. . . . A recent AARP poll indicated that 72 percent of people age 45 or older believed adults should be allowed to use cannabis with a physician's recommendation.   (The poll indicated a similar proportion staunchly opposed to legalizing recreational pot.)   Conservative elders such as commentator William F. Buckley and former Secretary of State George P. Shultz have supported marijuana as medicine.

Stories of suffering elders are not lost on John P. Walters, President Bush's point man for the war on illegal narcotics.   But as he beats the drum for psychotropic abstinence, the drug czar does not mince words.   "The standard of simply feeling different or feeling better" does not make pot safe and effective medicine, said Walters, director of the White House Office of National Drug Control Policy.   People who abuse illegal drugs such as crack cocaine feel a similar burst of euphoria, he noted, "but that doesn't make crack medicine." . . .more . ..

Pubdate: Thu, 28 Apr 2005
Source: Los Angeles Times (CA)
Copyright: 2005 Los Angeles Times
But try as we might the AARP still (to this day) refuses to publicly discuss the matter.

  • That the AARP bucked down and succumbed to external political pressure to censor the article.

  • That while the AARP is a private organization and thus fully within their rights to do so, they still did a great disservice to their members by avoiding ALL mention of a subject of great concern to their members.

This is one of the few times that we can report on a happy ending.   While the AARP still maintain a state of silence over the above incident.   As the following (headlines) from their own website shows they have now opened up quite a bit to reports about Medical Cannabis as it relates to senior citizens.
“Medical marijuana could become legal in Illinois” [3] Reprint Chicago Tribune | April 28, 2011 Todd Wilson

“Older Adults Increasingly Use Medical Marijuana for Nausea, Pain It's still controversial, even where it's legal” [4] by: Peter Jaret | from: AARP Bulletin | October 29, 2010

"A Choice Between Home and Medical Marijuana Treatment Use may affect federal housing voucher eligibility” [5] by: Michelle Diament | from: AARP Bulletin | January 1, 2011

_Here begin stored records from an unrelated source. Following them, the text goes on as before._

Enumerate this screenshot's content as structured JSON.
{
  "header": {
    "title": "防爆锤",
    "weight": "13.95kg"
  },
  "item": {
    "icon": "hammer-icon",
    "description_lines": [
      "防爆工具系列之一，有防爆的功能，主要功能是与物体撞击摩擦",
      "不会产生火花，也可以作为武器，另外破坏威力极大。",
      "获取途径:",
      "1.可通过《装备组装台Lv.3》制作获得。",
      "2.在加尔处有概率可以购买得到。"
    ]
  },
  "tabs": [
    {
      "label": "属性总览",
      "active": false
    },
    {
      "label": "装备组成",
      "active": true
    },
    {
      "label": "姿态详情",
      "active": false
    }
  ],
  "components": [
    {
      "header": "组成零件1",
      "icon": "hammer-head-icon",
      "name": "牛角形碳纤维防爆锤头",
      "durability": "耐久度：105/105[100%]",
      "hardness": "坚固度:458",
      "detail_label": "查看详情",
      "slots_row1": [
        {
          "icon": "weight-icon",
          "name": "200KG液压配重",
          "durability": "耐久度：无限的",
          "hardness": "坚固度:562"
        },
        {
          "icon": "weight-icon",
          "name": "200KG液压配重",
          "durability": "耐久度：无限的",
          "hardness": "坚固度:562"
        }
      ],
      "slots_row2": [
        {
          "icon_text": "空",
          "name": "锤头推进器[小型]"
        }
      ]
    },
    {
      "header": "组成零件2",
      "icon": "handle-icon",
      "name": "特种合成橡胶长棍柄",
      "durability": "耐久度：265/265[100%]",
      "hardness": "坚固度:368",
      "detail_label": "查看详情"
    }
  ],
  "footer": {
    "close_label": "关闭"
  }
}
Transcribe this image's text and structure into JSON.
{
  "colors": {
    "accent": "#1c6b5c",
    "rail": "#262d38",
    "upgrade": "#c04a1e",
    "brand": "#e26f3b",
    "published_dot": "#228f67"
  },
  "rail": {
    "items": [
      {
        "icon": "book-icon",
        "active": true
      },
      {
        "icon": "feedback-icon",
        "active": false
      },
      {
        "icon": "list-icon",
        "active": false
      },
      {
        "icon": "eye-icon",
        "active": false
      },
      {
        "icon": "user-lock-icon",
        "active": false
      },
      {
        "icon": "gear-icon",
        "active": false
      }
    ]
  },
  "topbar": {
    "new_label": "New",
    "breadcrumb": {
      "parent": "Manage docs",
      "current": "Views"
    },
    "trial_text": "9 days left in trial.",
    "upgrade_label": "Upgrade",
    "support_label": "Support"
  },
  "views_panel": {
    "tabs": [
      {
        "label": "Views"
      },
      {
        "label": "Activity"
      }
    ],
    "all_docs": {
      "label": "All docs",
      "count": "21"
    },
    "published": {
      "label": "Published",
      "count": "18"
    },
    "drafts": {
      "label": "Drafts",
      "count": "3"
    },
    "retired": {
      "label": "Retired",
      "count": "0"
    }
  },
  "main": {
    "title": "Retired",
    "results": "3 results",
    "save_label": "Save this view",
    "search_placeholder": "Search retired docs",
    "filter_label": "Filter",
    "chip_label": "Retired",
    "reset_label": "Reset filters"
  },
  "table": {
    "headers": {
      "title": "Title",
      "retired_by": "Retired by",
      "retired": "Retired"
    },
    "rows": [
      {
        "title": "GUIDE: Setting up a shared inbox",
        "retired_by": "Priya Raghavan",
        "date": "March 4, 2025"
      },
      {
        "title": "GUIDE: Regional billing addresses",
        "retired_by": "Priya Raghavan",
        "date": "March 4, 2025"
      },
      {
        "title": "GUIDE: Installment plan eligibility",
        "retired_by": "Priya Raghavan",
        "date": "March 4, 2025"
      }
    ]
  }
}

“The Takeway: Half of Americans Support Legalizing Marijuana; Would You Trust a Robo-Surgeon?” [6] Posted on 10/18/2011 by Elizabeth Nolan Brown // AARP Blog Author // 4 Comments

“Seniors' Medical Pot Collective Stirs Up Trouble” [7] by: Gillian Flaccus | from: Associated Press | June 8, 2011

“Oregon Court Rules Medical Pot Users Can Have Guns” [8] Reprint Associated Press | May 19, 2011
Granted a quick scan of ALL Cannabis related articles shows a distinct negative bias against Medical Cannabis.   But in the words of Frederick Douglas; “. . to a hungry man, half a loaf is better then none.”   Meaning just the fact that the AAPR has now changed its total blackout (aka censorship) policy is a great victory for individuals.   Showing that lone individuals, just lone individuals voicing their complaints (whether it was by telephone, email, or at meetings) have to power to challenge the power of mighty and well entranced groups who oppose the rights of Cancer victims.

[1] –
Note the AARP has been made aware of this website and have been given a chance to respond.
[2] – Accuracy In Media ; Dec. 29, 2004 ; From Pot to Porn to AARP: How the Seniors Magazine is Aiding the Dope Lobby


Due to space / download time considerations, only selected materials are displayed.   If you would like to obtain more information, feel free to contact the museum.   All our material is available (at cost) on CD-Rom format.